My 100th post is dedicated to my mother Edna. Our wonderful and marvellous mum passed away on December 22nd this year at the age of 90. She has returned to the elements – her body to the earth and her spirit to the heavens. She, and we, ARE the elements. The elements represent expressions of energy that can take many forms. These are the two messages that have come across most strongly in the 100 posts written in my two elemental blogs – fireupwaterdown.com and elementaljapan.com. These messages embody the intimate connection many cultures have with the elements: earth, water, fire, air, metal, wood, ether and consciousness.
Tasmania is renowned for its natural beauty, fine food and wine and its vibrant arts scene. This elemental island has inspired artists for tens of thousands of years, the story beginning with Aboriginal Tasmanians.

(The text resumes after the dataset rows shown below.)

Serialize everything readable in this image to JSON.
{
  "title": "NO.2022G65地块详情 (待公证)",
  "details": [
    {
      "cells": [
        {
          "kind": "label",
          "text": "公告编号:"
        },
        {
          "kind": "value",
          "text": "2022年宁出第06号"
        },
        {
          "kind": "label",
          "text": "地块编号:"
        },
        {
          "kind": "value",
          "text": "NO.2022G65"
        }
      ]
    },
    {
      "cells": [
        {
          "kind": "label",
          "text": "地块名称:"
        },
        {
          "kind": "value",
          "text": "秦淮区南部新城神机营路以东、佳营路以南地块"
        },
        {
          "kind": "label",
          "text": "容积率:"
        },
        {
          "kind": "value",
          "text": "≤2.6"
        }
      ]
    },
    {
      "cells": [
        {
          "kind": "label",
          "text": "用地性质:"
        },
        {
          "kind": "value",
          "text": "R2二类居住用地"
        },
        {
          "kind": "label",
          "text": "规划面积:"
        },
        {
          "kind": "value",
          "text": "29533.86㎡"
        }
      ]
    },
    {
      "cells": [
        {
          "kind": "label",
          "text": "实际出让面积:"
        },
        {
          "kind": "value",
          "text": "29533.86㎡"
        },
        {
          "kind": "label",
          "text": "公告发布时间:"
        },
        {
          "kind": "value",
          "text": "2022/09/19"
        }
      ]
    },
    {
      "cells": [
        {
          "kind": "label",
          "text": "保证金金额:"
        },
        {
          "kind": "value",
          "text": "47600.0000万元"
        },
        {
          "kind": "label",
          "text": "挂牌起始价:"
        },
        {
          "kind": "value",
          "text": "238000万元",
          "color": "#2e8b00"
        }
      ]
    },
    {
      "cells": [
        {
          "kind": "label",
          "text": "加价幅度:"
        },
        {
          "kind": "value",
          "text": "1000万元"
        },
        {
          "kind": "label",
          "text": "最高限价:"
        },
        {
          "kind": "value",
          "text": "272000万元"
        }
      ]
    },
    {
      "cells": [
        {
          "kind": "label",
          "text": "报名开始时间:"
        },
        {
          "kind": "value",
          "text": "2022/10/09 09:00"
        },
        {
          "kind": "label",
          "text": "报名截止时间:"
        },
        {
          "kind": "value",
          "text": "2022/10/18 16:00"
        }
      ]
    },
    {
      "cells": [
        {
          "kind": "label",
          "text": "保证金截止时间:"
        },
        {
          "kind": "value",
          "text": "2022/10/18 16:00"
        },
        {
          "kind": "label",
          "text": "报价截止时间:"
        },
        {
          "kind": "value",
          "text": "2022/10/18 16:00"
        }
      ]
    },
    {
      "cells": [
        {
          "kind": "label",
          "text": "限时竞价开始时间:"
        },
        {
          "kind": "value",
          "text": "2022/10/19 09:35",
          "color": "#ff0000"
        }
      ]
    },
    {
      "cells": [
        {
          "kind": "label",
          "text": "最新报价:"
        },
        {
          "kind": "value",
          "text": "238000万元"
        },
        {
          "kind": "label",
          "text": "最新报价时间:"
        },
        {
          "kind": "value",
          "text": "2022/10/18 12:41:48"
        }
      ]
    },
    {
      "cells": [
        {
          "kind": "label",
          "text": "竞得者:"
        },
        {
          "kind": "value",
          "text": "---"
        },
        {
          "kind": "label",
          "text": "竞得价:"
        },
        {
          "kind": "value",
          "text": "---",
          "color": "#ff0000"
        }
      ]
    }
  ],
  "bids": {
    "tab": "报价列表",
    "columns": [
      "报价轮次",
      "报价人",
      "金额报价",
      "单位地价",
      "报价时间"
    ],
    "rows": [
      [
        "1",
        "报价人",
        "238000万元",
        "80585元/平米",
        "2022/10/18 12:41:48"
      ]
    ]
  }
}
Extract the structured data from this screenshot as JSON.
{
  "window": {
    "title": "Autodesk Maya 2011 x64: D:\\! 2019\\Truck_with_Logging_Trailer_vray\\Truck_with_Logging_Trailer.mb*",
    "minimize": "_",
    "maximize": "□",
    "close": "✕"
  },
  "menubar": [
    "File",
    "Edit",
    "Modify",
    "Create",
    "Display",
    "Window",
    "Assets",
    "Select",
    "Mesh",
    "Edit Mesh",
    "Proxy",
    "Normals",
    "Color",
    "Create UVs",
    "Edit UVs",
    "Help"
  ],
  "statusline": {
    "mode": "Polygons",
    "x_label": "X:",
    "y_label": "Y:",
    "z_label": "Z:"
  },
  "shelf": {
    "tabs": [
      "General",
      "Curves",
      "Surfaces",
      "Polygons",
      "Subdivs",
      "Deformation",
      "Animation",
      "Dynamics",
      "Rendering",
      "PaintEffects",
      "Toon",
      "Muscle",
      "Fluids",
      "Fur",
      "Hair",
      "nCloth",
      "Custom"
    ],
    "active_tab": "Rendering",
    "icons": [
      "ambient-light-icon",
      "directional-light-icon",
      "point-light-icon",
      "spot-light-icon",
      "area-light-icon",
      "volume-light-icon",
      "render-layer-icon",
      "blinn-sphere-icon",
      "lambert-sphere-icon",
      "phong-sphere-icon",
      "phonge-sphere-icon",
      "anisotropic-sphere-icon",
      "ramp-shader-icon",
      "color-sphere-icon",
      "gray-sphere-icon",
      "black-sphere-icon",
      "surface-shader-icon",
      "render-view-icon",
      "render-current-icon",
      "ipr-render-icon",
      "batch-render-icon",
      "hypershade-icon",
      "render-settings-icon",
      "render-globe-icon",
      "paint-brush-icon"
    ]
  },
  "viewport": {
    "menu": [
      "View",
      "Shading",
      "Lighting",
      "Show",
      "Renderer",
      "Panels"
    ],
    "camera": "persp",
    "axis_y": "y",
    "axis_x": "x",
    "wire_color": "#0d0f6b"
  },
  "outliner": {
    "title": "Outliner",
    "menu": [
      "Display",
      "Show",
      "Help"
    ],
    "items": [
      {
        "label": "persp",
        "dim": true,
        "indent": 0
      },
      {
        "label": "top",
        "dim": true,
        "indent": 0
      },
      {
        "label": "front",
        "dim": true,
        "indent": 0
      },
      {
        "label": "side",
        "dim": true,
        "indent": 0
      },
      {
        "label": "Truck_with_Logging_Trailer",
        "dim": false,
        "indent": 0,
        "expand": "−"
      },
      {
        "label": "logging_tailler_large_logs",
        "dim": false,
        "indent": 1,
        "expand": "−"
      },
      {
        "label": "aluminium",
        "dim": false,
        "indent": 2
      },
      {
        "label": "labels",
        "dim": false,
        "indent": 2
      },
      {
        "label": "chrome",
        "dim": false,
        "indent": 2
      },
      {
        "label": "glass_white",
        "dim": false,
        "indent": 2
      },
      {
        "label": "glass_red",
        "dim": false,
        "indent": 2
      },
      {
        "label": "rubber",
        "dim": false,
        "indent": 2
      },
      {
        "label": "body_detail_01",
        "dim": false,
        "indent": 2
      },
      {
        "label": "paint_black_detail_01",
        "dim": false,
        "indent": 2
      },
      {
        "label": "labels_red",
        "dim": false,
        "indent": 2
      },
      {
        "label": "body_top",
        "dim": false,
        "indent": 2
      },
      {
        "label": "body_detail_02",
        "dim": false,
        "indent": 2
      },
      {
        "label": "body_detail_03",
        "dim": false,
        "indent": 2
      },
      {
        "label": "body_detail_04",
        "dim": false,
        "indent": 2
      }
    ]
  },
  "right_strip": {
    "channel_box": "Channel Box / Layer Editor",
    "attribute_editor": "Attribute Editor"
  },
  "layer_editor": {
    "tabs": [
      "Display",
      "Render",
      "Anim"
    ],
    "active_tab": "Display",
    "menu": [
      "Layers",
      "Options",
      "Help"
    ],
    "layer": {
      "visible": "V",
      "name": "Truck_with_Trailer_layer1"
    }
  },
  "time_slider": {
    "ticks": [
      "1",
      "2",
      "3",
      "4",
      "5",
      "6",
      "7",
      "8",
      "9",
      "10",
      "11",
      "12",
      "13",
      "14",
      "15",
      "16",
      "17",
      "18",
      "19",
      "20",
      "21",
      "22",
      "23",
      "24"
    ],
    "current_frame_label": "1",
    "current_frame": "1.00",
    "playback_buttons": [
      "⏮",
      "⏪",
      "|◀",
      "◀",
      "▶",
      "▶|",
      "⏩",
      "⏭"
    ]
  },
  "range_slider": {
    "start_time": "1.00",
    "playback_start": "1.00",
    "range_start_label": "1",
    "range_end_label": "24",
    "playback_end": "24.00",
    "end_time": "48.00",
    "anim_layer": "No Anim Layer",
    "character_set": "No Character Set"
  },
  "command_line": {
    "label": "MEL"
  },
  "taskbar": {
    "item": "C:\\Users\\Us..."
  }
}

Contemporary artists continue to be inspired by the elements, with a growing trend to immerse materials in the elements themselves – earth, water, fire and air. As an elemental place, Tasmania speaks to me of fire and water. Others respond to the elements in the island State in their own way. Photographs are used as the story-teller in this post. The perfect medium when capturing the artistry of elemental Tasmania.
Recently I came across four representations of the Om/Aum symbol in a period of 10 days. As all of the sightings were in rural Tasmania in Australia, I felt that it must be more than coincidence. This encouraged me to explore the relationship between the five elements and the universal and universally known symbol and sound of Om. I would not have done so if I hadn’t seen multiple sightings of this sacred symbol. Here is what I have discovered so far.
For my 72nd blog, I bring to you an element of the elements that hadn’t crossed my mind before – the ins and outs of winter cycling on a bicycle. The book ‘Frostbike‘ starts with the question ‘is happy winter cycling possible?’ This means serious cycling in snow and freezing temperatures, not the relatively mild winters we have in coastal Australia and elsewhere. Even here the number of cyclists in winter declines markedly. So, thanks to Tom Babin, there is now information available on what bikes are suitable for winter cycling, how cities can be designed to accommodate it, and the importance of people’s attitudes towards winter and, with it, winter cycling. The book also provides a fine example of how our attitudes towards the elements can have an impact on our behaviour and wellbeing.
There is so much humans have in common. It’s worth celebrating. Along with music and dance, the elements represent a universal language that connects us. These languages nurture shared experiences and provide a means to communicate with others across the globe, and beyond….
Food – fuel for the body, a feast for the senses. Many positive associations come to mind: energy, sustenance, nourishment, medicine, life, growth, sharing, texture, aroma, beauty, delight, joy, celebration, community, comfort, creativity. Glorious. Elemental. Since starting my blog I treat food with greater respect, reflecting on all of the elements that brought it to my lips. In a world where images of food have become a smart phone favourite, here its story is told in pictures.